This is spot on where Edward Adebisi Lawrence is concerned, it has not sunk in and it very well may never do so as I continue to reminisce about his place in my life. I can only pray that I can have half the effect he had on me with my son.
In the last few weeks, I have read and re-read several tributes written by those whose lives he touched or those he mentored from broadcasting to print media. A lot was said about his mastery of words and excellence in administration, his vast knowledge of virtually anything you wanted to talk about without unnecessary embellishments and always being able to meet you at your level of understanding.
I did not spend as much time as I would have loved to spend with my father, and if there is anything I regret in retrospect it is this one.
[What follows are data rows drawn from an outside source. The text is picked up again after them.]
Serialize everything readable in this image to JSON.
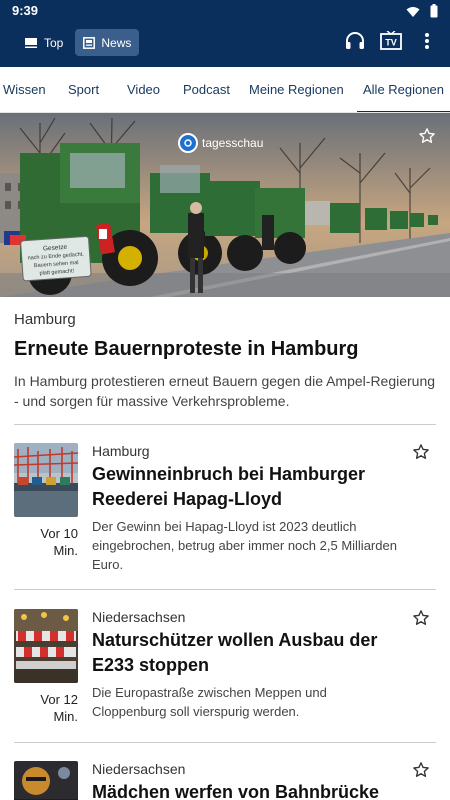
{
  "status": {
    "time": "9:39"
  },
  "header": {
    "segments": [
      {
        "label": "Top",
        "active": false
      },
      {
        "label": "News",
        "active": true
      }
    ],
    "icons": [
      "headphones-icon",
      "tv-icon",
      "more-vert-icon"
    ],
    "tv_label": "TV"
  },
  "tabs": [
    {
      "label": "Wissen"
    },
    {
      "label": "Sport"
    },
    {
      "label": "Video"
    },
    {
      "label": "Podcast"
    },
    {
      "label": "Meine Regionen"
    },
    {
      "label": "Alle Regionen",
      "active": true
    }
  ],
  "hero": {
    "brand": "tagesschau",
    "sign_text": "Gesetze nach zu Ende gedacht, Bauern sehen mal platt gemacht!"
  },
  "lead": {
    "topline": "Hamburg",
    "headline": "Erneute Bauernproteste in Hamburg",
    "teaser": "In Hamburg protestieren erneut Bauern gegen die Ampel-Regierung - und sorgen für massive Verkehrsprobleme."
  },
  "articles": [
    {
      "topline": "Hamburg",
      "headline": "Gewinneinbruch bei Hamburger Reederei Hapag-Lloyd",
      "teaser": "Der Gewinn bei Hapag-Lloyd ist 2023 deutlich eingebrochen, betrug aber immer noch 2,5 Milliarden Euro.",
      "time": "Vor 10 Min."
    },
    {
      "topline": "Niedersachsen",
      "headline": "Naturschützer wollen Ausbau der E233 stoppen",
      "teaser": "Die Europastraße zwischen Meppen und Cloppenburg soll vierspurig werden.",
      "time": "Vor 12 Min."
    },
    {
      "topline": "Niedersachsen",
      "headline": "Mädchen werfen von Bahnbrücke",
      "teaser": "",
      "time": ""
    }
  ],
  "colors": {
    "header_bg": "#0b2f5c",
    "accent": "#1e6fd0"
  }
}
My father was a fantastic and extraordinary human being who although to many achieved great heights in his career, his body of work speaks for itself but I know now that he only showcased a fraction of what he was capable of which may be hard to believe for most.
He was a loving, bubbly mound of knowledge and wisdom who smiled and laughed with his whole face, the dimples on his cheeks growing ever deeper in those moments. He shone so bright and lighted up every gathering he graced with his presence. He was strong in his convictions and fiercely proud of his stances.
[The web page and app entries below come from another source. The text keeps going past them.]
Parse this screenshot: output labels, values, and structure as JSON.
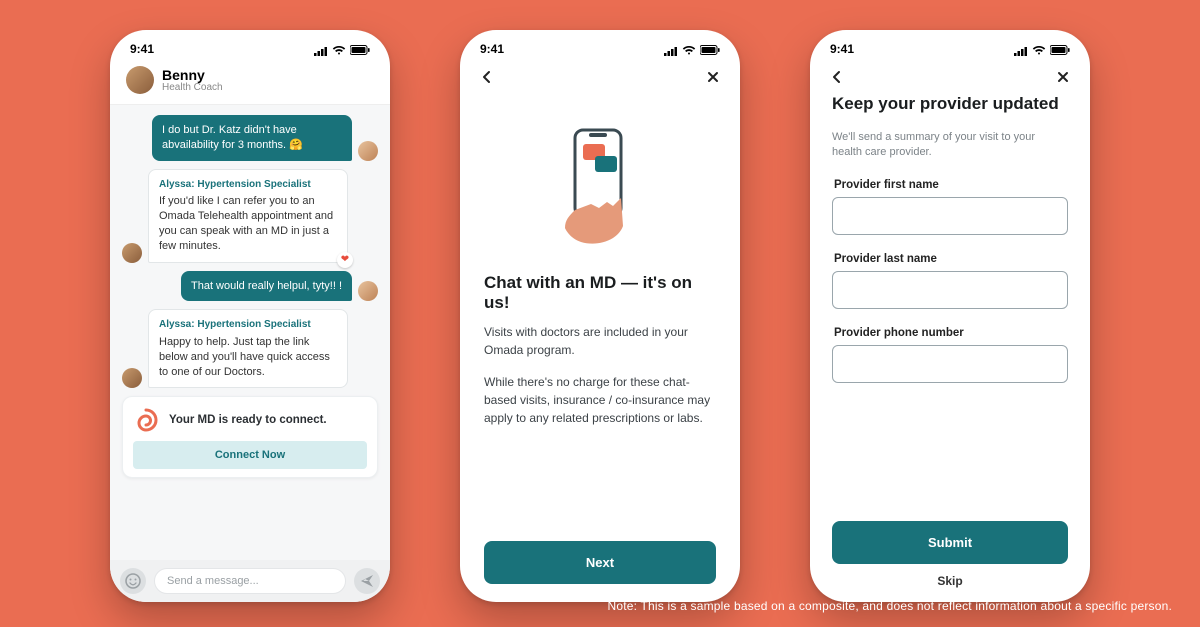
{
  "status": {
    "time": "9:41",
    "signal_icon": "signal-icon",
    "wifi_icon": "wifi-icon",
    "battery_icon": "battery-icon"
  },
  "phone1": {
    "header": {
      "name": "Benny",
      "role": "Health Coach"
    },
    "messages": [
      {
        "type": "user",
        "text": "I do but Dr. Katz didn't have abvailability for 3 months. 🤗"
      },
      {
        "type": "coach",
        "name": "Alyssa: Hypertension Specialist",
        "text": "If you'd like I can refer you to an Omada Telehealth appointment and you can speak with an MD in just a few minutes.",
        "heart": true
      },
      {
        "type": "user",
        "text": "That would really helpul, tyty!! !"
      },
      {
        "type": "coach",
        "name": "Alyssa: Hypertension Specialist",
        "text": "Happy to help. Just tap the link below and you'll have quick access to one of our Doctors."
      }
    ],
    "md_card": {
      "text": "Your MD is ready to connect.",
      "button": "Connect Now"
    },
    "composer": {
      "placeholder": "Send a message..."
    }
  },
  "phone2": {
    "title": "Chat with an MD — it's on us!",
    "p1": "Visits with doctors are included in your Omada program.",
    "p2": "While there's no charge for these chat-based visits, insurance / co-insurance may apply to any related prescriptions or labs.",
    "button": "Next"
  },
  "phone3": {
    "title": "Keep your provider updated",
    "sub": "We'll send a summary of your visit to your health care provider.",
    "f1": "Provider first name",
    "f2": "Provider last name",
    "f3": "Provider phone number",
    "submit": "Submit",
    "skip": "Skip"
  },
  "disclaimer": "Note:  This is a sample based on a composite, and does not reflect information about a specific person."
}
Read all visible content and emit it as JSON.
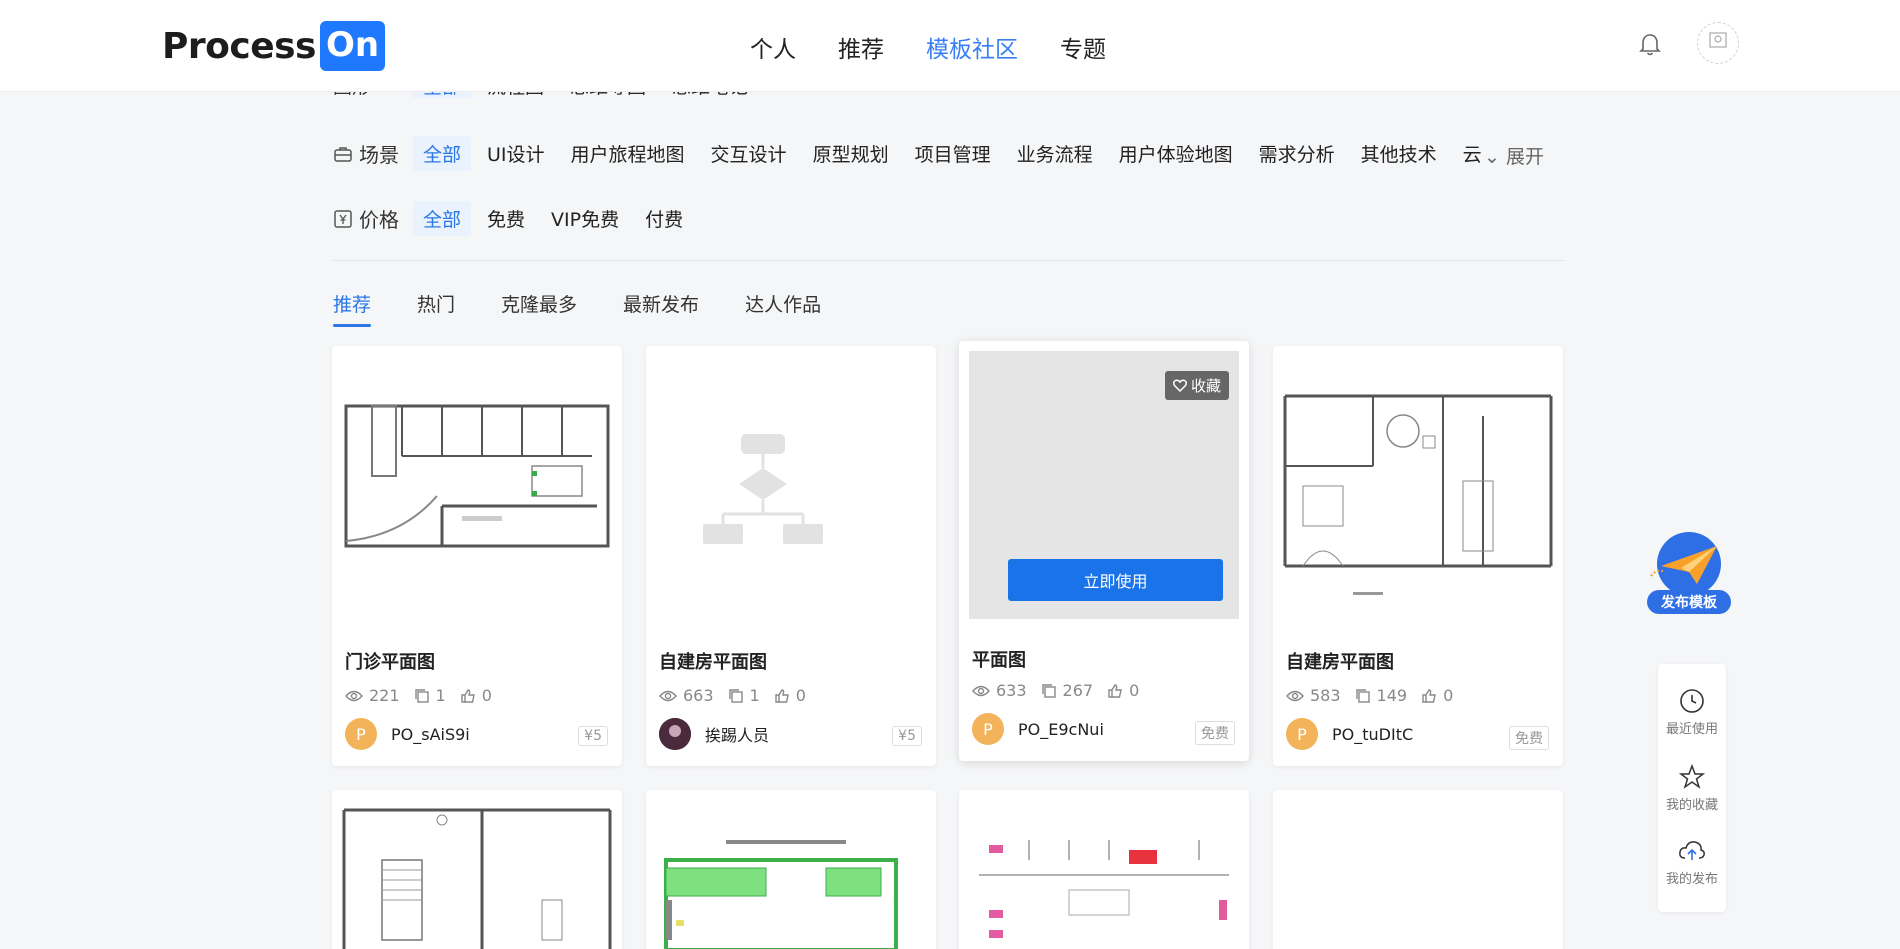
{
  "header": {
    "logo": {
      "text": "Process",
      "box": "On"
    },
    "nav": [
      "个人",
      "推荐",
      "模板社区",
      "专题"
    ],
    "active_nav": "模板社区"
  },
  "filters": {
    "hidden_row": {
      "label": "图形",
      "chips": [
        "全部",
        "流程图",
        "思维导图",
        "思维笔记"
      ]
    },
    "scene": {
      "label": "场景",
      "chips": [
        "全部",
        "UI设计",
        "用户旅程地图",
        "交互设计",
        "原型规划",
        "项目管理",
        "业务流程",
        "用户体验地图",
        "需求分析",
        "其他技术",
        "云"
      ],
      "expand": "展开"
    },
    "price": {
      "label": "价格",
      "chips": [
        "全部",
        "免费",
        "VIP免费",
        "付费"
      ]
    }
  },
  "sort_tabs": [
    "推荐",
    "热门",
    "克隆最多",
    "最新发布",
    "达人作品"
  ],
  "cards": [
    {
      "title": "门诊平面图",
      "views": "221",
      "clones": "1",
      "likes": "0",
      "author": "PO_sAiS9i",
      "avatar": "P",
      "price": "¥5"
    },
    {
      "title": "自建房平面图",
      "views": "663",
      "clones": "1",
      "likes": "0",
      "author": "挨踢人员",
      "avatar": "",
      "price": "¥5"
    },
    {
      "title": "平面图",
      "views": "633",
      "clones": "267",
      "likes": "0",
      "author": "PO_E9cNui",
      "avatar": "P",
      "price": "免费",
      "use_button": "立即使用",
      "fav_button": "收藏"
    },
    {
      "title": "自建房平面图",
      "views": "583",
      "clones": "149",
      "likes": "0",
      "author": "PO_tuDItC",
      "avatar": "P",
      "price": "免费"
    }
  ],
  "floating": {
    "publish": "发布模板",
    "recent": "最近使用",
    "favorites": "我的收藏",
    "published": "我的发布"
  },
  "colors": {
    "accent": "#2c77e6",
    "button": "#1a73e8",
    "avatar": "#f2b35a"
  },
  "icons": [
    "bell-icon",
    "eye-icon",
    "copy-icon",
    "like-icon",
    "heart-icon",
    "clock-icon",
    "star-icon",
    "cloud-upload-icon",
    "paper-plane-icon"
  ]
}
Growing up in our culture, men did not really profess affection but we knew we were loved by their actions. My father was an exception as I can recall many times he told me he loved me, and his actions sometimes with tough love showed it as well. I used to tell stories of when I went to visit him when I was younger, we would have deep conversations sometimes rather unpleasant but sincere, but this became so much better as I got older and began to communicate on the same wave length; we would talk about music ranging from Yusuf Olatunji to Bob Dylan, from Fela Anikulapo-Kuti to Johann Sebastian Bach.
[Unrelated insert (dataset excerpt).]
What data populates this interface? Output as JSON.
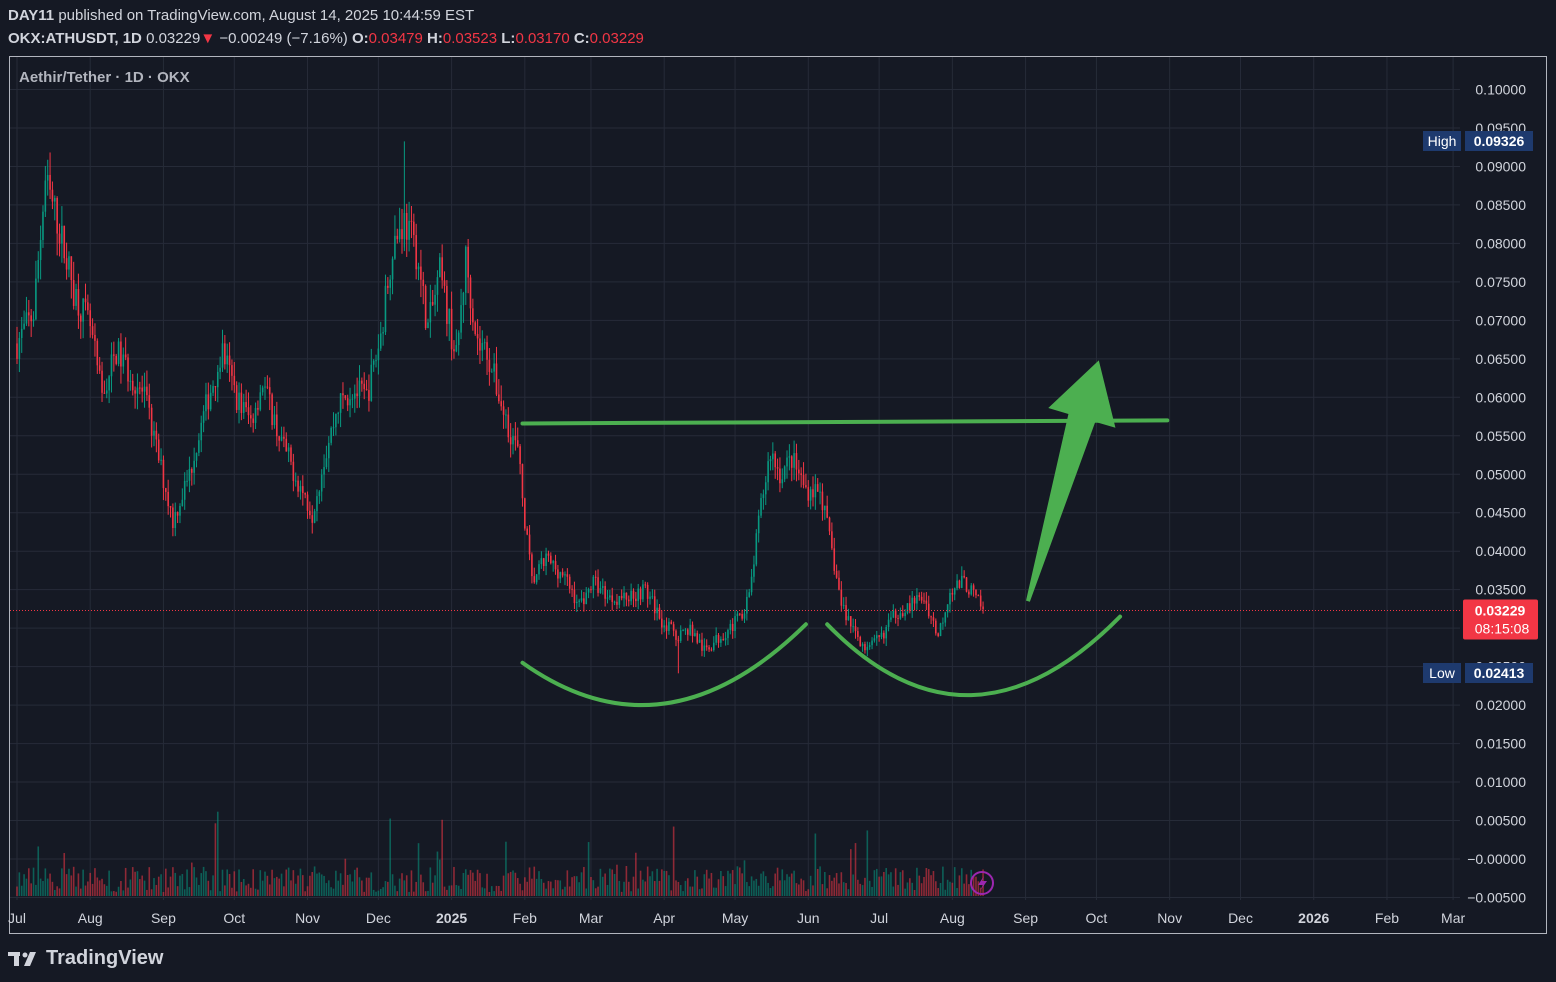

We also discussed world history, current affairs and everything in between, these discussions were done over a meal that he prepared himself, usually his special smoked fish pepper soup, rice that he would garnish with symmetrically sliced tomatoes and onions, while the rice steamed.
Bizlaw was not perfect, he was flawed just like any of us, but I can proudly say today that he was an exceptionally special human being who had to live his life on his own terms in many ways unbeknownst to those who were lucky enough to have spent some time with him in some capacity or another. For me he was that caterpillar who morphed into a butterfly but was not allowed to fully spread out its wings to the full extent of its splendor even with the lofty achievements and homages paid to him.
He will always be embedded on my mind and I will never forget his reaction when he did not attend a particular occasion that he was supposed to attend on my behalf, I was angry with him and he said “Junior, it is just a ceremony laden with sentiments, I’m sure you really know how I feel about you and Yinka”.
In the past year I have come to lean on this as to what is important or necessary as opposed to what is mundane and contrived. As someone who means the world to me puts it “Be intentional with the things that are important” #movingforwardwithYinka
So, today being the 1st year memorial anniversary, I am imparting to Mofiyinfoluwa (my son)… “Grandpa’s body and bones have most likely turned into dust or in the process of doing so, but he still lives in the indelible memories of him I have safe-guarded, that I can recall at any time” – memories like my father driving me in in his yellow Mazda with the wood grain steering wheel and dashboard, then taking his hands off the steering wheel saying “Look, Junior! no hands! and then seeing the scared expression on my face and assuring me that I was safe and not to worry, I was all of seven years old at that time.
I love and miss you man.
Kevin Ayofolarin Lawrence.